**ABOUT THIS TASK**
Search the listing below for the string "data" and copy every line where it occurs.

**RECORD EXCERPTS**
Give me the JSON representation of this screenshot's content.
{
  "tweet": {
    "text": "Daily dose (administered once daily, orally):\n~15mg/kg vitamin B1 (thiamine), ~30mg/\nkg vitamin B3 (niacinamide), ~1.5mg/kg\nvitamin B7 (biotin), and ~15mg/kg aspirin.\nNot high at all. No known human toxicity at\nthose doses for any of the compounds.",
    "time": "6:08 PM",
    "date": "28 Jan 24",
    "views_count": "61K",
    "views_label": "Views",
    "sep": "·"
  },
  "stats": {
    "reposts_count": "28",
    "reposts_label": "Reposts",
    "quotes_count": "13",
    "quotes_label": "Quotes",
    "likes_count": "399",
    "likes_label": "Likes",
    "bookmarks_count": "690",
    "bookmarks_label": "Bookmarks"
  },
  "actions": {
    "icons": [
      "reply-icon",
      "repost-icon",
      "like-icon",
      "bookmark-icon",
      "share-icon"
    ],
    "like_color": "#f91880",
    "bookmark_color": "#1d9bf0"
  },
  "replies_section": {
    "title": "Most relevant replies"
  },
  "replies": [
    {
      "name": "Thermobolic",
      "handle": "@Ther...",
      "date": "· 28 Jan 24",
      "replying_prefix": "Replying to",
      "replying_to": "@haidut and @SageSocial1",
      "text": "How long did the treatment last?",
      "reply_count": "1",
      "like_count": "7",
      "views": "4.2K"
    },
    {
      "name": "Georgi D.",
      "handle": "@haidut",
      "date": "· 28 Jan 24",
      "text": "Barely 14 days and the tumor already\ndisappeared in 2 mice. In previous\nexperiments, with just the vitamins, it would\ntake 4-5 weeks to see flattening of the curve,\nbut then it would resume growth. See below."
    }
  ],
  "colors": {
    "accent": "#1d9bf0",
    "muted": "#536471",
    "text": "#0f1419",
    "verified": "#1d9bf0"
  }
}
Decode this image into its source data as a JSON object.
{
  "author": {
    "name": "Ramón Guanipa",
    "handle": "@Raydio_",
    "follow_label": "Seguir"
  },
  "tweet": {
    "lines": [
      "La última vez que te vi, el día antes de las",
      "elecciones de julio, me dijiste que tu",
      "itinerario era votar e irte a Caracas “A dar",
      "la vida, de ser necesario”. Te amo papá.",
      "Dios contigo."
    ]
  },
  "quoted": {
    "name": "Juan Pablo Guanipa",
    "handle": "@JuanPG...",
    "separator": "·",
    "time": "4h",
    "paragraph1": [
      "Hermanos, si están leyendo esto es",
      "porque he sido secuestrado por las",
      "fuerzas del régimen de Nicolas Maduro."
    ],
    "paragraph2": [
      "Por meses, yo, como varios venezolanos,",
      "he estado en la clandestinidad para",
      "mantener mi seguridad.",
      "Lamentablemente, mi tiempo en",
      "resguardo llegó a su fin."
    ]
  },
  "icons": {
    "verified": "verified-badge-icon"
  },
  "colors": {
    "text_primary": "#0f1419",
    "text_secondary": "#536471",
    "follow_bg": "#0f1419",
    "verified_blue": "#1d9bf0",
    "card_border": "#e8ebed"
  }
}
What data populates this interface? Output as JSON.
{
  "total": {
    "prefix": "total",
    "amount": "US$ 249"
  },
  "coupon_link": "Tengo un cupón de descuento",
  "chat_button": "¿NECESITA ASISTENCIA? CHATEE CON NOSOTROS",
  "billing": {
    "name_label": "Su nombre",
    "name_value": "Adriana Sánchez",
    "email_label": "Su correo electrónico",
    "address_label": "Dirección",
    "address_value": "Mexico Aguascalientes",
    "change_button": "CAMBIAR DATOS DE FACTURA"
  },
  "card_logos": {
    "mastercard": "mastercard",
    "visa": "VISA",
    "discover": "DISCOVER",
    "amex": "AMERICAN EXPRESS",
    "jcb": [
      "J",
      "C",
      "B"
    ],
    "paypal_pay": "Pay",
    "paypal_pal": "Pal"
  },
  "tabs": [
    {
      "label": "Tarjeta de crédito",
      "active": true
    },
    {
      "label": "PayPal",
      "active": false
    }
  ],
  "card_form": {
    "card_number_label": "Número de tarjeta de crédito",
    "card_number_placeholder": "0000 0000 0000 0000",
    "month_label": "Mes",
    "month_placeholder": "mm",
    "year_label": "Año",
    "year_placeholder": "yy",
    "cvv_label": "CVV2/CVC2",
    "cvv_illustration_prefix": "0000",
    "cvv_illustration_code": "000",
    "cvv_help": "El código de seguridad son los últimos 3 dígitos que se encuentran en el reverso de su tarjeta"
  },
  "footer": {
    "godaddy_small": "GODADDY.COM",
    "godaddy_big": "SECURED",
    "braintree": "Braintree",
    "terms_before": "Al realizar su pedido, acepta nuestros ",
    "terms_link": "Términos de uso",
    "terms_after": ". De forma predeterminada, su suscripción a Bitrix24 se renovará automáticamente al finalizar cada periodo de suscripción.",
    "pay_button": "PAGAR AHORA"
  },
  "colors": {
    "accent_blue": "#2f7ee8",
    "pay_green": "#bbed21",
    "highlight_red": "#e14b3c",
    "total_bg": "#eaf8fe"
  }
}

**WRITTEN SOLUTION**
Decode this image into its source data as a JSON object.
What data populates this interface? Output as JSON.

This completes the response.